III.

M.S. next contends that the trial court erred in affirming the commissioner's ruling which denied endorsement of a doctor to testify about a second semen analysis. We disagree.

Mother objected to the endorsement based upon the pretrial order requiring witnesses to be listed by October 29, 1980. *788 The doctor was endorsed four and one-half months later, and only eight days prior to resumption of the hearing on March 24, 1981. M.S.'s offer of proof was that the doctor would corroborate the prior urologist's testimony. The commissioner's ruling that the doctor was endorsed unreasonably late and that his testimony would be cumulative was adopted by the trial court.

Trial courts have broad discretion in determining whether to allow late endorsement of witnesses not listed in pretrial orders.

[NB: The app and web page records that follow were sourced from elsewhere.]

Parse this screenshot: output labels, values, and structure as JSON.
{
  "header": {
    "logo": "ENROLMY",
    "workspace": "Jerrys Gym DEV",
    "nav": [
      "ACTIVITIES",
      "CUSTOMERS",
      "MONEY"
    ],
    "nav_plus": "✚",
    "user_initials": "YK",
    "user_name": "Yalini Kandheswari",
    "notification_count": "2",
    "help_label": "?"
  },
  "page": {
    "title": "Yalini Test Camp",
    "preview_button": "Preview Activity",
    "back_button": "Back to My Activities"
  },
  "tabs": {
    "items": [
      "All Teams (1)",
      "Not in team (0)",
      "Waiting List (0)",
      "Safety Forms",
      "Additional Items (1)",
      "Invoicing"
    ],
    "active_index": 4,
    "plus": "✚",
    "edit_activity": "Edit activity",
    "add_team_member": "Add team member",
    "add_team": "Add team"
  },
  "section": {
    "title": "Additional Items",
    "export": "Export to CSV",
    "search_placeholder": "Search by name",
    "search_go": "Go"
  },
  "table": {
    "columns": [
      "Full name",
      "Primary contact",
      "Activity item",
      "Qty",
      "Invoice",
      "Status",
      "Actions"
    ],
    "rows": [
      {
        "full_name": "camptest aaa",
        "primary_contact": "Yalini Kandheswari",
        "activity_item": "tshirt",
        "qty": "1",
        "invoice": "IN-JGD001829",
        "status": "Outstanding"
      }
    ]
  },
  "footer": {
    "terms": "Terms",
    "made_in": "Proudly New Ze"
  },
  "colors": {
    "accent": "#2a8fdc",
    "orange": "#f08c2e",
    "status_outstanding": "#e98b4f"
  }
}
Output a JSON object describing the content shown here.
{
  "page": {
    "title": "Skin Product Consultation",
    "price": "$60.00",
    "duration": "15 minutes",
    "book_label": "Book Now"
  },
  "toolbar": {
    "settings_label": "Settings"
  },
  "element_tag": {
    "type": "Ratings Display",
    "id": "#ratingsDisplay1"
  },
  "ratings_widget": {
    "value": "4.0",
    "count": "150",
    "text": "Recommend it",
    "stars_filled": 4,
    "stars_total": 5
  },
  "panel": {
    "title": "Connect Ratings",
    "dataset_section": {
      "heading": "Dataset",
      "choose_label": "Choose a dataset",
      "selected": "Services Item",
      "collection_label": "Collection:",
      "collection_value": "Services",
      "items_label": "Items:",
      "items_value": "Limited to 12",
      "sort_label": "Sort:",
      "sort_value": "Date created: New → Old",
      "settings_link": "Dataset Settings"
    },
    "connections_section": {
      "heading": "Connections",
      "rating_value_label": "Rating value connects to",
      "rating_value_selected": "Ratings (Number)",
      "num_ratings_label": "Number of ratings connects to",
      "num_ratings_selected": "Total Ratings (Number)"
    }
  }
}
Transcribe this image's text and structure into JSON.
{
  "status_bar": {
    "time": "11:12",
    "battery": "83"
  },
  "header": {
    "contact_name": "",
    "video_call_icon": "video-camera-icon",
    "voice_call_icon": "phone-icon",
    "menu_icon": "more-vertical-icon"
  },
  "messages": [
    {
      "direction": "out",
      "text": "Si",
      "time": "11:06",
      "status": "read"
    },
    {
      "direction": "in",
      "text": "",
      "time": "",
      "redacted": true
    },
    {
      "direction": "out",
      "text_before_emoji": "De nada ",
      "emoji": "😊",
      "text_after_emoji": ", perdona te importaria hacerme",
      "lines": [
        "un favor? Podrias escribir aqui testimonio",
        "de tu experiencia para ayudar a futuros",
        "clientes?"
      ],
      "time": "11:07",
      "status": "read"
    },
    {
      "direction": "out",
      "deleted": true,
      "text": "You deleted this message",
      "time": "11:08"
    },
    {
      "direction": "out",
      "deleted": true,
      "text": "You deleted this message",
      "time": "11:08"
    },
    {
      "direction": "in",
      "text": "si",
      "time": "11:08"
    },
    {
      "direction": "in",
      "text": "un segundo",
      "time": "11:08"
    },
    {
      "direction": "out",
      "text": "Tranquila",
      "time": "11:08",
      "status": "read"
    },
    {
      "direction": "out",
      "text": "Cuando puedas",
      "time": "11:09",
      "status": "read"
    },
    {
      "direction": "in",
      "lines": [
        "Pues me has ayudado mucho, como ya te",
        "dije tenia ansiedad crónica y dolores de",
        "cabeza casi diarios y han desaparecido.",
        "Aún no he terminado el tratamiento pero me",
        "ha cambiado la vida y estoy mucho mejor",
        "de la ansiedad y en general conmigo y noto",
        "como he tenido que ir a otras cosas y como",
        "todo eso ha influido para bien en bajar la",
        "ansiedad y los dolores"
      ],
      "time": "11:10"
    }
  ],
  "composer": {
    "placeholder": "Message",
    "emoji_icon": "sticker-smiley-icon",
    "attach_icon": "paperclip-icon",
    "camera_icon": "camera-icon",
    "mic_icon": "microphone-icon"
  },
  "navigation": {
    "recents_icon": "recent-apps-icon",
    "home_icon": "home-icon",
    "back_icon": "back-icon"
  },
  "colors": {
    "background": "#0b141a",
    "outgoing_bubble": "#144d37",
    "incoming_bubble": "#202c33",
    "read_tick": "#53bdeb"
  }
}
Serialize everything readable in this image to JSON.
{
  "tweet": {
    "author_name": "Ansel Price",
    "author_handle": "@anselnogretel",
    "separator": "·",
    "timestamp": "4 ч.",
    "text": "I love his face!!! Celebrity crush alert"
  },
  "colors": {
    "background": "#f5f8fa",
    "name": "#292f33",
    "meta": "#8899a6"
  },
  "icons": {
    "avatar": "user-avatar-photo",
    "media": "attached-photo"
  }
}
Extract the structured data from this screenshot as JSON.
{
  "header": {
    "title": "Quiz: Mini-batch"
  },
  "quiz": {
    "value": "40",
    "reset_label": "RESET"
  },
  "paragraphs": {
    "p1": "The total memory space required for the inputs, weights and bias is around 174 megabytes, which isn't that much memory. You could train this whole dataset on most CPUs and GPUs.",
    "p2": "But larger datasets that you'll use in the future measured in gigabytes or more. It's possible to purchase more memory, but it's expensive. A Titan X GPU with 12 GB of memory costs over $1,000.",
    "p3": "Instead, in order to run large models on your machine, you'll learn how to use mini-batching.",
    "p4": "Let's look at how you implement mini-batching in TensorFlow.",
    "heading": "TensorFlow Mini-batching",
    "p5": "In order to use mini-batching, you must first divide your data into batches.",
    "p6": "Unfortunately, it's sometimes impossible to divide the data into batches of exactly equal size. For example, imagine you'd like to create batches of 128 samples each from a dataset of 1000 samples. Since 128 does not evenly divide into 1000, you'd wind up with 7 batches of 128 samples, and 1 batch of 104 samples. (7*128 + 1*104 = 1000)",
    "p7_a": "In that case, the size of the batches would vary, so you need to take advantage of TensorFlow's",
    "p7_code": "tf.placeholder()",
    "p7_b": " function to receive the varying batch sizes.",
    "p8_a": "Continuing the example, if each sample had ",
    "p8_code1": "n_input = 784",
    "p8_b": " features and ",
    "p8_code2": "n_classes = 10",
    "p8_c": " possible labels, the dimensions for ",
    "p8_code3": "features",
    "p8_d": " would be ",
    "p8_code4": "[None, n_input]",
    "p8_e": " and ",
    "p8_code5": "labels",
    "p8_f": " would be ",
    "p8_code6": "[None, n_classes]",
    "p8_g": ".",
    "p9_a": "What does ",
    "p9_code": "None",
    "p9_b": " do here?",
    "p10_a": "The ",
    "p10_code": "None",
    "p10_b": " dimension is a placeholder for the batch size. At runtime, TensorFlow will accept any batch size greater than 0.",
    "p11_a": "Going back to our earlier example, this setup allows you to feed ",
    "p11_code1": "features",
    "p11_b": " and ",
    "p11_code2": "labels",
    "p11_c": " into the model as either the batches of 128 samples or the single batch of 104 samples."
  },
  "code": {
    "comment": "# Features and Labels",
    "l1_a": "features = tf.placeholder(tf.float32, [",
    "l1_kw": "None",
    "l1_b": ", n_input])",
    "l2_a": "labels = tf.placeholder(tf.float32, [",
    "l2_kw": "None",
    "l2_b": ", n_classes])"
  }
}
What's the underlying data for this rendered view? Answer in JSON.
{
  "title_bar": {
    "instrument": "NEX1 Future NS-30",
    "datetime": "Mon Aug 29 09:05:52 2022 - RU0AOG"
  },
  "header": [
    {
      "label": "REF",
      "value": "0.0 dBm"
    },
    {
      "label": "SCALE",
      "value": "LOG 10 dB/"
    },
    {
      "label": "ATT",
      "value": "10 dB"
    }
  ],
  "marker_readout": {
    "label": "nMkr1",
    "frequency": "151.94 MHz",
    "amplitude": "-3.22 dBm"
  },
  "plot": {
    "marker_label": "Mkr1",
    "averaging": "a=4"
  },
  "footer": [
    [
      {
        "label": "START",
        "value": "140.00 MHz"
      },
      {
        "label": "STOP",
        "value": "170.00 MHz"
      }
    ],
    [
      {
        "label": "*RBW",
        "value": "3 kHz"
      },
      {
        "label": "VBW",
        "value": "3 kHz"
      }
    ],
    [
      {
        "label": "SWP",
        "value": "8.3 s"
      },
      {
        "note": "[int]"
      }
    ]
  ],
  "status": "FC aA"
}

C.R.C.P. 16(d)(3); Murphy v. Colorado Aviation, Inc., 41 Colo.App. 237, 588 P.2d 877 (1978); Wood v. Rowland, 41 Colo.App. 498, 592 P.2d 1332 (1978). Here we find no abuse of discretion.

IV.

M.S. also argues that the trial court erred in refusing to reopen the case or to grant a new trial because of newly discovered evidence in the form of a letter from a doctor at the venereal disease clinic where he was treated. The letter stated that: "The infection should not have caused reduction in sperm motility or have produced sterility." We find no error.

C.R.C.P. 59(a)(4) allows a trial court to reopen a judgment or to grant a new trial upon a showing of newly discovered evidence which is material, and which movant could not, with reasonable diligence, have discovered and produced at trial. The movant must show that the evidence would probably change the result. Phillips v. Monarch Recreation Corp., 668 P.2d 982 (Colo.App.1983); People in Interest of P.N., 663 P.2d 253 (Colo.1983). Here, we conclude that M.S. has not met his burden, because the trial court rejected the evidence of venereal disease and any inference therefrom. Thus, there is no showing that this evidence would have changed the result.

V.

Finally, M.S. challenges the child support order issued on remand. He alleges that since he was unemployed at the time of that hearing and because evidence showed that mother had the ability to provide fully for the child, the award of $250 per month was an abuse of discretion. We disagree.

Section 19-6-116(5), C.R.S. (1978 Repl. Vol. 8) lists the factors to be considered in awarding child support in a paternity action. The trial court clearly considered these factors and the evidence supports its award. We find no abuse of discretion. People in Interest of W.M., 643 P.2d 794 (Colo.App.1982).

Judgment affirmed.

BERMAN and METZGER, JJ., concur.